Exercise objective = Can you output the records below exactly as they are written?

Provided material =
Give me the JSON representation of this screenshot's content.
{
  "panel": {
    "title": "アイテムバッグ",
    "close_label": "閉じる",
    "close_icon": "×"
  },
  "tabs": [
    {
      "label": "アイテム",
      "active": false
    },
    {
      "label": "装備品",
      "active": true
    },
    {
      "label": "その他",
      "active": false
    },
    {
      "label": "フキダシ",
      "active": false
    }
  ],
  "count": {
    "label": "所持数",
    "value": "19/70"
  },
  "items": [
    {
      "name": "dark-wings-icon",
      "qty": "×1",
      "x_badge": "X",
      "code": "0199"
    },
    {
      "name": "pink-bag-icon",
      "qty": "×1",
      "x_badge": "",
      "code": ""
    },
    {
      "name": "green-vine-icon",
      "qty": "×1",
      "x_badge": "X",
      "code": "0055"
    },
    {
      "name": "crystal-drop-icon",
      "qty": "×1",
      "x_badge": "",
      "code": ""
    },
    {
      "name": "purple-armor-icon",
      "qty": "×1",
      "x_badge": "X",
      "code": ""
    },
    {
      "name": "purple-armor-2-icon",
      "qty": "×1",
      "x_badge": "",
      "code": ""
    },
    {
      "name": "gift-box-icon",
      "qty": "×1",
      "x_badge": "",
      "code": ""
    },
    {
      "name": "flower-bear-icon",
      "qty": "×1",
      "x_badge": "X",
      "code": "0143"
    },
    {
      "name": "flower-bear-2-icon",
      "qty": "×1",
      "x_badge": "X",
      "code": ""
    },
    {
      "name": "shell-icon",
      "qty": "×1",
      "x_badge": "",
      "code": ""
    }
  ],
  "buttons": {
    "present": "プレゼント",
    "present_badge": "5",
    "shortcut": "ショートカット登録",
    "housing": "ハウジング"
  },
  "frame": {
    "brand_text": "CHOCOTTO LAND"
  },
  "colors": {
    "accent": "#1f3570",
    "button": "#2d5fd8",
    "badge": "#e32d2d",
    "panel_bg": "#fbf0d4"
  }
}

Task solution =
Give me the JSON representation of this screenshot's content.
{
  "panel": {
    "title": "アイテムバッグ",
    "close_label": "閉じる",
    "close_icon": "×"
  },
  "tabs": [
    {
      "label": "アイテム",
      "active": false
    },
    {
      "label": "装備品",
      "active": true
    },
    {
      "label": "その他",
      "active": false
    },
    {
      "label": "フキダシ",
      "active": false
    }
  ],
  "count": {
    "label": "所持数",
    "value": "19/70"
  },
  "items": [
    {
      "name": "dark-wings-icon",
      "qty": "×1",
      "x_badge": "X",
      "code": "0199"
    },
    {
      "name": "pink-bag-icon",
      "qty": "×1",
      "x_badge": "",
      "code": ""
    },
    {
      "name": "green-vine-icon",
      "qty": "×1",
      "x_badge": "X",
      "code": "0055"
    },
    {
      "name": "crystal-drop-icon",
      "qty": "×1",
      "x_badge": "",
      "code": ""
    },
    {
      "name": "purple-armor-icon",
      "qty": "×1",
      "x_badge": "X",
      "code": ""
    },
    {
      "name": "purple-armor-2-icon",
      "qty": "×1",
      "x_badge": "",
      "code": ""
    },
    {
      "name": "gift-box-icon",
      "qty": "×1",
      "x_badge": "",
      "code": ""
    },
    {
      "name": "flower-bear-icon",
      "qty": "×1",
      "x_badge": "X",
      "code": "0143"
    },
    {
      "name": "flower-bear-2-icon",
      "qty": "×1",
      "x_badge": "X",
      "code": ""
    },
    {
      "name": "shell-icon",
      "qty": "×1",
      "x_badge": "",
      "code": ""
    }
  ],
  "buttons": {
    "present": "プレゼント",
    "present_badge": "5",
    "shortcut": "ショートカット登録",
    "housing": "ハウジング"
  },
  "frame": {
    "brand_text": "CHOCOTTO LAND"
  },
  "colors": {
    "accent": "#1f3570",
    "button": "#2d5fd8",
    "badge": "#e32d2d",
    "panel_bg": "#fbf0d4"
  }
}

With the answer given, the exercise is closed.